Share article

Jun 12, 2021

How changing your company's software code can prevent bias

Deltek
diversity
softwarecode
inclusivity
Lisa Roberts, Senior Director ...
3 min
Removing biased terminology from software can help organisations create a more inclusive culture, argues Lisa Roberts, Senior Director of HR at Deltek

Two-third of tech professionals believe organizations aren’t doing enough to address racial inequality. After all, many companies will just hire a DEI consultant, have a few training sessions and call it a day. 

Wanting to take a unique yet impactful approach to DEI, Deltek, the leading global provider of software and solutions for project-based businesses, took a look at  and removed all exclusive terminology in their software code. By removing terms such as ‘master’ and ‘blacklist’ from company coding, Deltek is working to ensure that diversity and inclusion are woven into every aspect of their organization. 

Business Chief North America talks to Lisa Roberts, Senior Director of HR and Leader of Diversity & Inclusion at Deltek to find out more.

Why should businesses today care about removing company bias within their software code?  

We know that words can have a profound impact on people and leave a lasting impression. Many of the words that have been used in a technology environment were created many years ago, and today those words can be harmful to our customers and employees. Businesses should use words that will leave a positive impact and help create a more inclusive culture in their organization

What impact can exclusive terms have on employees? 

Exclusive terms can have a significant impact on employees. It starts with the words we use in our job postings to describe the responsibilities in the position and of course, we also see this in our software code and other areas of the business. Exclusive terminology can be hurtful, and even make employees feel unwelcome. That can impact a person’s desire to join the team, stay at a company, or ultimately decide to leave. All of these critical actions impact the bottom line to the organization.    

Please explain how Deltek has removed bias terminology from its software code

Deltek’s engineering team has removed biased terminology from our products, as well as from our documentation. The terms we focused on first that were easy to identify include blacklist, whitelist, and master/slave relationships in data architecture. We have also made some progress in removing gendered language, such as changing he and she to they in some documentation, as well as heteronormative language. We see this most commonly in pick lists that ask to identify someone as your husband or wife. The work is not done, but we are proud of how far we’ve come with this exercise!

What steps is Deltek taking to ensure biased terminology doesn’t end up in its code in the future?

What we are doing at Deltek, and what other organizations can do, is to put accountability on employees to recognize when this is happening – if you see something, say something! We also listen to feedback our customers give us and have heard their feedback on this topic. Those are both very reactive things of course, but we are also proactive. We have created guidance that identifies words that are more inclusive and also just good practice for communicating in a way that includes and respects others.

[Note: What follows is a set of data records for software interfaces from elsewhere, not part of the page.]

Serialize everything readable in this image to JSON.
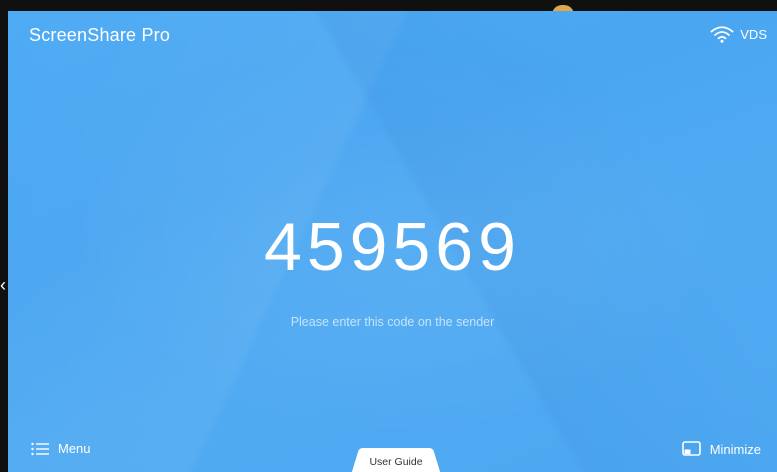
{
  "app": {
    "title": "ScreenShare Pro"
  },
  "status": {
    "network_icon": "wifi-icon",
    "network_name": "VDS"
  },
  "pairing": {
    "code": "459569",
    "hint": "Please enter this code on the sender"
  },
  "footer": {
    "menu_icon": "menu-list-icon",
    "menu_label": "Menu",
    "guide_label": "User Guide",
    "minimize_icon": "minimize-window-icon",
    "minimize_label": "Minimize"
  },
  "colors": {
    "background": "#4ea8f2",
    "text": "#ffffff",
    "hint_text": "#d8ecff",
    "guide_tab": "#ffffff"
  }
}
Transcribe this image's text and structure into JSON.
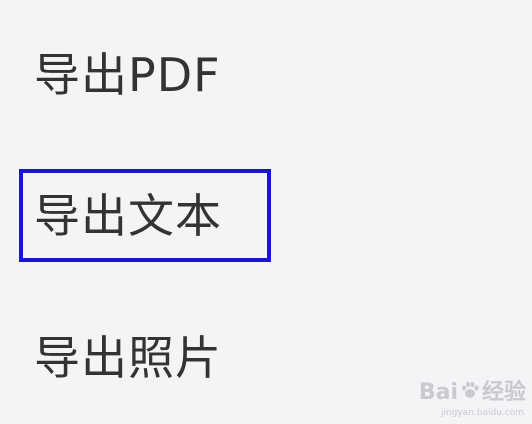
{
  "menu": {
    "items": [
      {
        "label": "导出PDF"
      },
      {
        "label": "导出文本"
      },
      {
        "label": "导出照片"
      }
    ]
  },
  "highlight": {
    "color": "#1a16d0"
  },
  "watermark": {
    "brand_left": "Bai",
    "brand_right": "经验",
    "url": "jingyan.baidu.com"
  }
}
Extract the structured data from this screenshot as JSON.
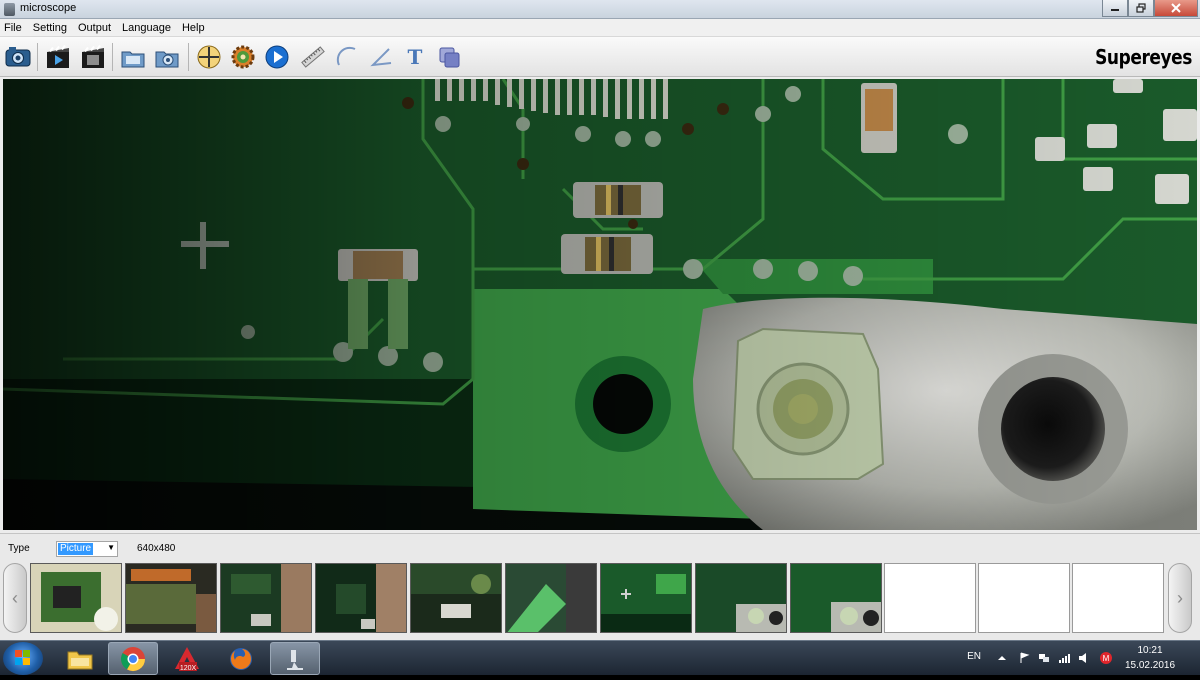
{
  "window": {
    "title": "microscope"
  },
  "menu": [
    "File",
    "Setting",
    "Output",
    "Language",
    "Help"
  ],
  "toolbar": {
    "icons": [
      "camera-icon",
      "record-video-icon",
      "video-stop-icon",
      "open-folder-icon",
      "settings-folder-icon",
      "crosshair-icon",
      "gear-icon",
      "play-icon",
      "ruler-icon",
      "arc-icon",
      "angle-icon",
      "text-icon",
      "layers-icon"
    ],
    "text_tool": "T",
    "logo": "Supereyes"
  },
  "bottom": {
    "type_label": "Type",
    "type_value": "Picture",
    "resolution": "640x480",
    "thumbnails_filled": 9,
    "thumbnails_empty": 3
  },
  "taskbar": {
    "apps": [
      "windows-explorer",
      "chrome",
      "autocad",
      "firefox",
      "microscope"
    ],
    "language": "EN",
    "time": "10:21",
    "date": "15.02.2016"
  },
  "colors": {
    "pcb_green": "#2f9a3c",
    "titlebar": "#c9d3de",
    "taskbar": "#2a3645",
    "selection": "#3399ff"
  }
}
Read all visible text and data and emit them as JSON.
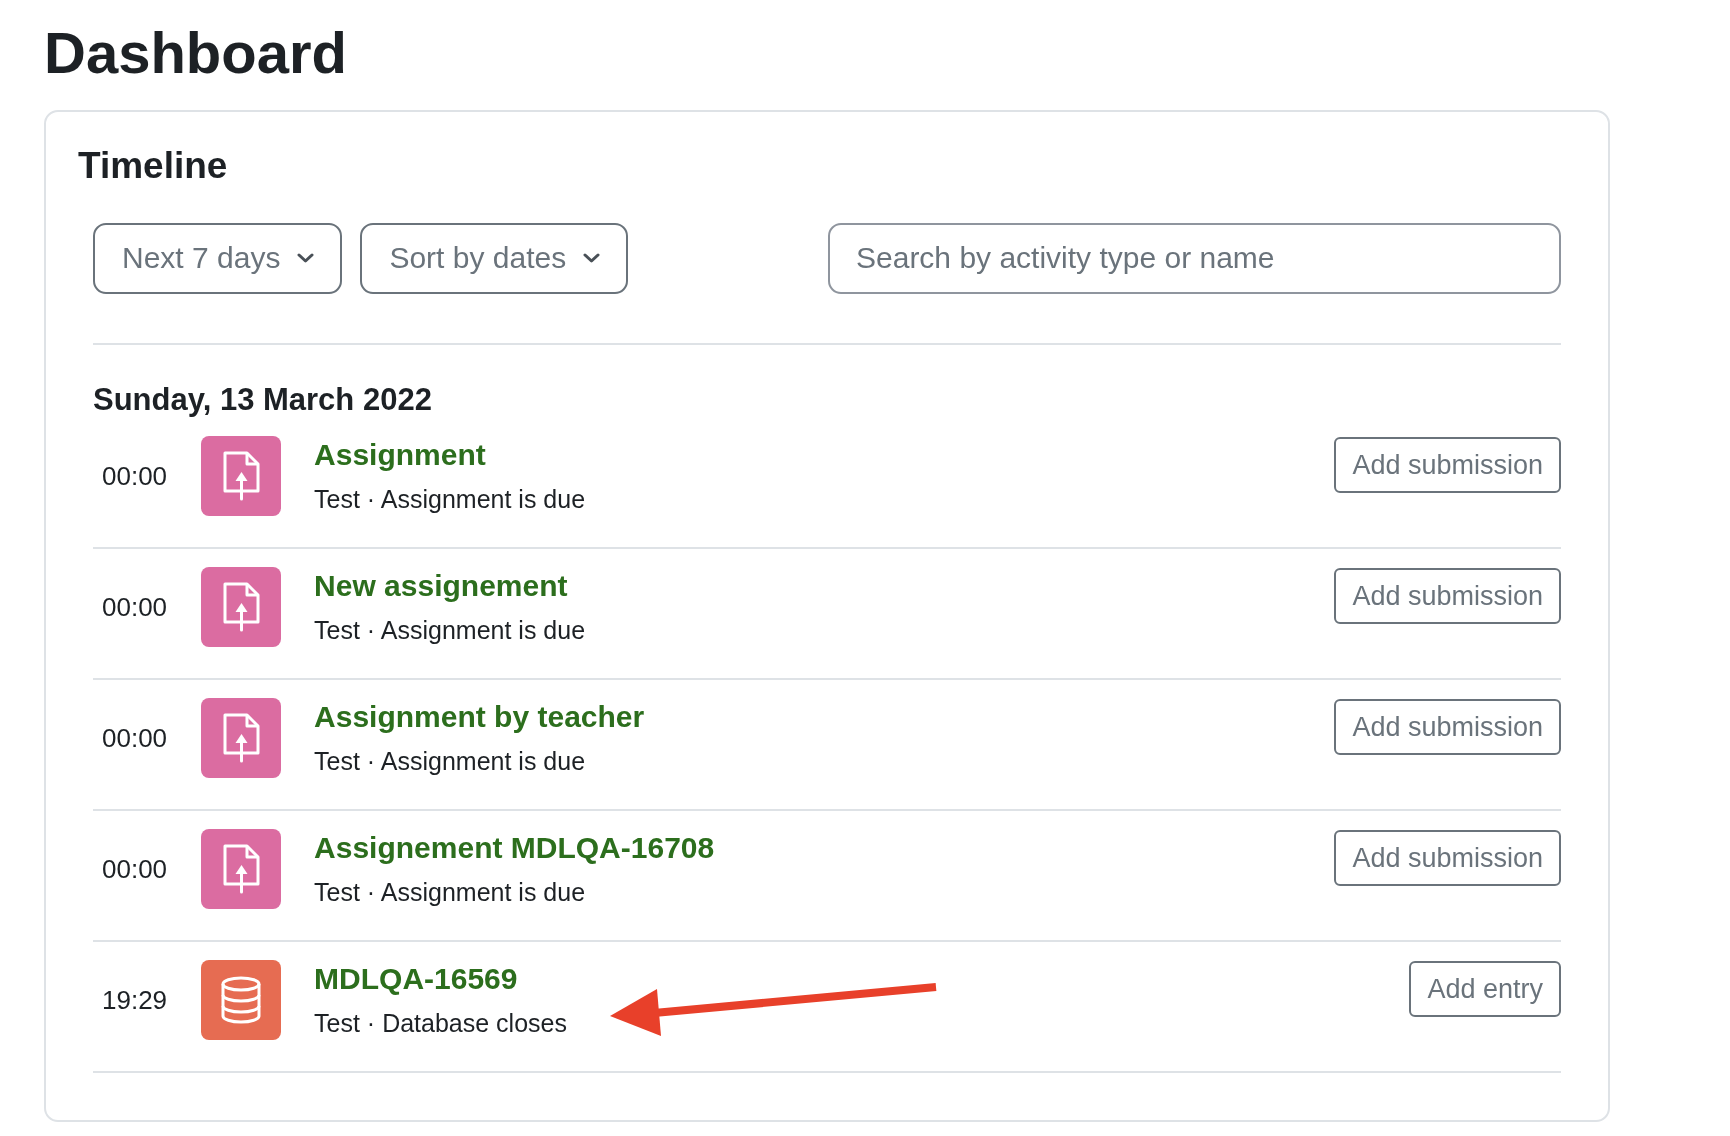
{
  "page_title": "Dashboard",
  "timeline": {
    "title": "Timeline",
    "filters": [
      {
        "label": "Next 7 days"
      },
      {
        "label": "Sort by dates"
      }
    ],
    "search": {
      "placeholder": "Search by activity type or name"
    },
    "days": [
      {
        "date": "Sunday, 13 March 2022",
        "events": [
          {
            "time": "00:00",
            "kind": "assignment",
            "name": "Assignment",
            "details": "Test · Assignment is due",
            "action": "Add submission"
          },
          {
            "time": "00:00",
            "kind": "assignment",
            "name": "New assignement",
            "details": "Test · Assignment is due",
            "action": "Add submission"
          },
          {
            "time": "00:00",
            "kind": "assignment",
            "name": "Assignment by teacher",
            "details": "Test · Assignment is due",
            "action": "Add submission"
          },
          {
            "time": "00:00",
            "kind": "assignment",
            "name": "Assignement MDLQA-16708",
            "details": "Test · Assignment is due",
            "action": "Add submission"
          },
          {
            "time": "19:29",
            "kind": "database",
            "name": "MDLQA-16569",
            "details": "Test · Database closes",
            "action": "Add entry"
          }
        ]
      }
    ]
  }
}
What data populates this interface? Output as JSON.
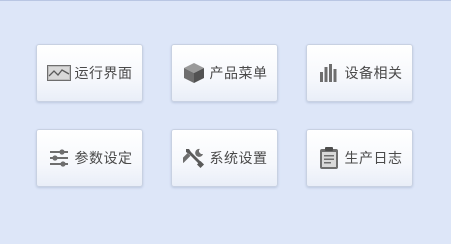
{
  "menu": {
    "tiles": [
      {
        "label": "运行界面",
        "icon": "line-chart-icon"
      },
      {
        "label": "产品菜单",
        "icon": "box-icon"
      },
      {
        "label": "设备相关",
        "icon": "bar-chart-icon"
      },
      {
        "label": "参数设定",
        "icon": "sliders-icon"
      },
      {
        "label": "系统设置",
        "icon": "tools-icon"
      },
      {
        "label": "生产日志",
        "icon": "clipboard-icon"
      }
    ]
  },
  "colors": {
    "background": "#dde6f8",
    "tile_border": "#c8d1e2",
    "label_text": "#4a4a4a",
    "icon_gray": "#6e6e6e"
  }
}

What advice would you give to other HR leaders who are looking to enhance DEI efforts within company technology? 

My simple advice is to start with what makes sense to your organization and culture. Doing nothing is worse than doing something. And one of the best places to start is by acknowledging this is not just an HR initiative. Every employee owns the success of D&I efforts, and employees want to help the organization be better. For example, removing bias terminology was an action initiated by our Engineering and Product Strategy teams at Deltek, not HR. You can solicit the voices of employees by asking for feedback in engagement surveys, focus groups, and town halls. We hear great recommendations from employees and take those opportunities to improve. 

 

Share article